Since leaving Osaka, I’ve been staying in Kyoto, bouncing from hostel to hostel, staying wherever’s cheapest for a few days at a time. Why? I’m applying for jobs!
My initial idea, before I’d even had my visa approved to come here, was to explore the south for three months and then try to find work north of Tokyo, perhaps Sendai, living there but making shorter trips to visit parts of the country I’d not yet seen.
After my adventures, I started to adjust that plan for two reasons. The one I tell people is that I’m not confident enough in my Japanese to jump straight to somewhere I’m unfamiliar with, and would rather stay put somewhere I’m comfortable for the time being and hone my language abilities before venturing further.
The other reason, if I’m being honest, is just that I love it here in Kyoto. I love having a cool city nightlife or a gorgeous, secluded natural hike within walking distance. I’ve made friends here and continue to love just about every person I meet.
So, I came up with a plan: find a hostel in Kyoto or Osaka, work there for three months while I practice Japanese and look for a job to move onto. I’m two weeks into that search.
For applying for hostel jobs, I have a slightly awkward system. I look at a town I’m interested in staying in, search for hostels there through booking sites and so on, then copy and paste the hostel’s name into google to find their homepage. Once I’m on the website, I check to see if they’re hiring or offering any free accommodation cleaning work, and if they are then I apply.
As well as applying at hostels, I’ve also branched out into applying for more serious work, be it full or part time. Particularly interesting and available are jobs teaching English, a highly sort-after skill in a country with a low rate of second language. For this, I’ve mostly been searching through the excellent GaijinPot and YOLO Japan websites, both specifically designed to help English-speakers apply for work in Japan.
For the foreseeable, I’m continuing to search for other jobs, be they teaching or hostels or anything in between, while taking plenty of time to walk along the river, sit on the grass, spend time eating and drinking and laughing with my friends, and loving life.

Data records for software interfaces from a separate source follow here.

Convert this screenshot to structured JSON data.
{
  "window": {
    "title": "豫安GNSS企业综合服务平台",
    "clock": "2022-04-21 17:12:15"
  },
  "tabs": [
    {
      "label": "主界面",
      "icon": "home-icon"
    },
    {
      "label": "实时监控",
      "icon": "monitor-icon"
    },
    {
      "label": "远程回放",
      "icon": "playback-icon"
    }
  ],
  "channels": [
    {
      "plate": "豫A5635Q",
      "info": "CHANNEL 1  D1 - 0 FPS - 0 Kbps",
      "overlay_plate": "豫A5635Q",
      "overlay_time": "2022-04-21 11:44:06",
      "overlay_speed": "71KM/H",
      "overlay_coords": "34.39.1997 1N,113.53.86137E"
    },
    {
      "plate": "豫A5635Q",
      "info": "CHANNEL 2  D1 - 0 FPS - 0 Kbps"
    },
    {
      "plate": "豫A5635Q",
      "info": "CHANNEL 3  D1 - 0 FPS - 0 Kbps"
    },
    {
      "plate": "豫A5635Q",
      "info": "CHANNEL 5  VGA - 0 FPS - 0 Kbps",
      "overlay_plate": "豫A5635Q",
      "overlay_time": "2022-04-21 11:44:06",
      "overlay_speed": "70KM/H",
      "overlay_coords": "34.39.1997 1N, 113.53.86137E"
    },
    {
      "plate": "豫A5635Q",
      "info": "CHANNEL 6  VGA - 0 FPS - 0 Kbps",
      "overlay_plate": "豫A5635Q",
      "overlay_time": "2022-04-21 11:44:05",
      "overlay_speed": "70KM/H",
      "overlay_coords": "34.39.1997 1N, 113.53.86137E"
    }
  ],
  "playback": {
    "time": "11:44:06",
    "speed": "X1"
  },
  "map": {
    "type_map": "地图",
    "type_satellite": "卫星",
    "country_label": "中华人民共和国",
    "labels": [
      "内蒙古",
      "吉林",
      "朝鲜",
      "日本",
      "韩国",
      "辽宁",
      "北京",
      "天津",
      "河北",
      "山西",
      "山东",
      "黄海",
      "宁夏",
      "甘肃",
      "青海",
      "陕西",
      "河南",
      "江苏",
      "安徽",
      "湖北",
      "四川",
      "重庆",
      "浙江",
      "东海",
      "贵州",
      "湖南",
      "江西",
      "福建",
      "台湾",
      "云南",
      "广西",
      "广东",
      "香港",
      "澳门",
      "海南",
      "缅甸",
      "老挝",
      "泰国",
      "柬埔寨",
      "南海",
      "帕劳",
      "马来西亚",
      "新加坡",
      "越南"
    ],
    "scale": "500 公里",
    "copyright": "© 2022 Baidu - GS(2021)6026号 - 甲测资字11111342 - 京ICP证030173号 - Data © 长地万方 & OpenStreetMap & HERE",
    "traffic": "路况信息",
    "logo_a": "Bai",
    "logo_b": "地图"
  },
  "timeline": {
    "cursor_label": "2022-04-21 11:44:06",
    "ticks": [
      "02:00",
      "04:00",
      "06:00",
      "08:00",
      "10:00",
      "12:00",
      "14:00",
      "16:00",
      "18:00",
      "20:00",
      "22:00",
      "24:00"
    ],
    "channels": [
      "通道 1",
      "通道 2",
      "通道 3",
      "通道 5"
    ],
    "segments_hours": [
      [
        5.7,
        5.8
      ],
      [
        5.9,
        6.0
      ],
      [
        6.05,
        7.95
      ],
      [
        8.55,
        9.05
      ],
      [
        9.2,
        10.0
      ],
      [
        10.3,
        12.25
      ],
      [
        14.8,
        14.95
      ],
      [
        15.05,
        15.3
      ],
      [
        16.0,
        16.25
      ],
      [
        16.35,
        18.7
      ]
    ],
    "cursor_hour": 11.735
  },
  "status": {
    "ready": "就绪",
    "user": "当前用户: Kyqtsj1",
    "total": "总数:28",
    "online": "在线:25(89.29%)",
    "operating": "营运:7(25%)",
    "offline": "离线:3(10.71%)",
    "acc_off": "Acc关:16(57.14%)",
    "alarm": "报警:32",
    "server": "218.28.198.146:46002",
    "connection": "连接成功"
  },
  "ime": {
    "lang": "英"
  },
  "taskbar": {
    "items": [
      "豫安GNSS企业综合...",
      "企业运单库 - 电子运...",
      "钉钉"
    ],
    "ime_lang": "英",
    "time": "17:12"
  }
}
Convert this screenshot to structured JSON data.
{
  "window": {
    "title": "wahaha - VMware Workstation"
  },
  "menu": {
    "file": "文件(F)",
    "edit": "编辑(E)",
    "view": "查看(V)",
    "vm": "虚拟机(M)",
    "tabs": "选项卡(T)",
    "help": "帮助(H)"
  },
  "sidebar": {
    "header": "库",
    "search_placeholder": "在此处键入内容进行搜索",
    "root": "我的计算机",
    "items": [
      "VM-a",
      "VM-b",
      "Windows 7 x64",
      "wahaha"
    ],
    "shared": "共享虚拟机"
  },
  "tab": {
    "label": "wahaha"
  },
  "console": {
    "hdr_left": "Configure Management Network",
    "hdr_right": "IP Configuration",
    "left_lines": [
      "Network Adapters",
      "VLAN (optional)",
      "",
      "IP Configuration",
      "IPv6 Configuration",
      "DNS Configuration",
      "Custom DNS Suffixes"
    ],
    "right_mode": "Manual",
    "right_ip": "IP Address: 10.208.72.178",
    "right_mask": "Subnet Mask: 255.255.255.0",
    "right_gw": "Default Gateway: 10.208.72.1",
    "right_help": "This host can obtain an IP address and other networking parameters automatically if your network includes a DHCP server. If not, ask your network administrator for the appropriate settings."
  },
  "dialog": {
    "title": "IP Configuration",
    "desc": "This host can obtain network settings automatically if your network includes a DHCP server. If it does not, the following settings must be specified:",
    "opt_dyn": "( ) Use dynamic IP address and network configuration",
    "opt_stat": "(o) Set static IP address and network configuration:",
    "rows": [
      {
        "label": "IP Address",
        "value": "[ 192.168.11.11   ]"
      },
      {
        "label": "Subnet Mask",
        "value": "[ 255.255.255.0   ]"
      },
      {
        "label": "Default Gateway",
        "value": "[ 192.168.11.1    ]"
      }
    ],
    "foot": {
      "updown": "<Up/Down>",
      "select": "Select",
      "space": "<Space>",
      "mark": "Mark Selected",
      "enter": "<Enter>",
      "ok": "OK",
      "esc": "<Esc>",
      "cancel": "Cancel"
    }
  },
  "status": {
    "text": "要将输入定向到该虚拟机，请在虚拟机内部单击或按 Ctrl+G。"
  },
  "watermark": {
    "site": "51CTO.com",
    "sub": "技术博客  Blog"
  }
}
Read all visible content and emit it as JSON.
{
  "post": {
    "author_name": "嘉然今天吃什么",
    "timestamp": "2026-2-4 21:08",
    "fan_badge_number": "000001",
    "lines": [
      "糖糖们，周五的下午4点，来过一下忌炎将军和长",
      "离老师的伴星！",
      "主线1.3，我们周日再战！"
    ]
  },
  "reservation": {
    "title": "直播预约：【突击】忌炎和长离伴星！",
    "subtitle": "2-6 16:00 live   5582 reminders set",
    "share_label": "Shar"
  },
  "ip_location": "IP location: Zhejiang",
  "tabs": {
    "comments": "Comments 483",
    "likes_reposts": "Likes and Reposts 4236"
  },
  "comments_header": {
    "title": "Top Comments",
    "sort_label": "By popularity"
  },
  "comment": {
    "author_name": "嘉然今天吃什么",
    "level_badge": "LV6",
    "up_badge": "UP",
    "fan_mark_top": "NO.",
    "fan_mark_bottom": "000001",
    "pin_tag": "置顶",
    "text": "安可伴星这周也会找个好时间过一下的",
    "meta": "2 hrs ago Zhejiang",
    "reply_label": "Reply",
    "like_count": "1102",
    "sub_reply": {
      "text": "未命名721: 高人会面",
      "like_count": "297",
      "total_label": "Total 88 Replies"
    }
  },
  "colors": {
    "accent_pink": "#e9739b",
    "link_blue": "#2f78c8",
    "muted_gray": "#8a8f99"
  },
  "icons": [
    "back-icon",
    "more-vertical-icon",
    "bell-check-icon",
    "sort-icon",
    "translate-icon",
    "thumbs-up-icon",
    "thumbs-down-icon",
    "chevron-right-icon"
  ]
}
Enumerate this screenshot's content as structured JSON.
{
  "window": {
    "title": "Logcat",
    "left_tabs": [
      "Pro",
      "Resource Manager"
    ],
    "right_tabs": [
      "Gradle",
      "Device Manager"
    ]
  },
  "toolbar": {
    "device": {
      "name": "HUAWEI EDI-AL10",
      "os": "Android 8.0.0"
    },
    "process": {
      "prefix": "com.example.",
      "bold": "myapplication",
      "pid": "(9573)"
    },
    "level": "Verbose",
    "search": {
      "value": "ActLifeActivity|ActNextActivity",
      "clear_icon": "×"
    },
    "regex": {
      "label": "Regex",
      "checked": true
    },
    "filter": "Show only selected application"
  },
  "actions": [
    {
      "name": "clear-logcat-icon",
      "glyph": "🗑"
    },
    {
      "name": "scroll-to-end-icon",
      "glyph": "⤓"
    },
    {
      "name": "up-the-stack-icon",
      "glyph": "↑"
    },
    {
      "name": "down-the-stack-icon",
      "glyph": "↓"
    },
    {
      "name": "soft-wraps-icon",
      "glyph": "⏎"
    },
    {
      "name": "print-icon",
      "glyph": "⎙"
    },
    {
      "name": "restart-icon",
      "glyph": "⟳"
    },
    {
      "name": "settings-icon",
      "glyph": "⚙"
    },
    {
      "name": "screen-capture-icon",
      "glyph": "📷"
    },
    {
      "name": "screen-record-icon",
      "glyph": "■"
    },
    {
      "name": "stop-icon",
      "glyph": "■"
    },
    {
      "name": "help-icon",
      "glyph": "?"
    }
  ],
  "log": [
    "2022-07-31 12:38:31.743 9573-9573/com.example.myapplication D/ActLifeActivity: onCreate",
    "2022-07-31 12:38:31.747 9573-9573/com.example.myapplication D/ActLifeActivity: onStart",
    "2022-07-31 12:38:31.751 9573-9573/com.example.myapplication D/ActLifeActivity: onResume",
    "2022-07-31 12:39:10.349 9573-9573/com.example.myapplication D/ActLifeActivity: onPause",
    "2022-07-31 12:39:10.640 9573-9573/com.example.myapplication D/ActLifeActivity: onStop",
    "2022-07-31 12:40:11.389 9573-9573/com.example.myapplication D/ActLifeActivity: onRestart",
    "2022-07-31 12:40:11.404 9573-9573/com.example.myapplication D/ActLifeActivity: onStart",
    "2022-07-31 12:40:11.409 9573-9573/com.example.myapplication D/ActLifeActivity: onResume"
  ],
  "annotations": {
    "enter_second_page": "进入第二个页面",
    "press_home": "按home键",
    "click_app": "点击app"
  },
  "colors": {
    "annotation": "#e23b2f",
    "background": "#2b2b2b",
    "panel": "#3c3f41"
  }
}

Right now, anything could happen. I could find a job tomorrow and jump across the country, I could be here applying with no joy for months. If I decide to go with one of the jobs in June, I’ll have a month to kill, which I’m thinking I might spend volunteering on a farm, or living in a tent and exploring the mountains, or staying at a temple on a ten-day meditation course. This is an adventure, after all.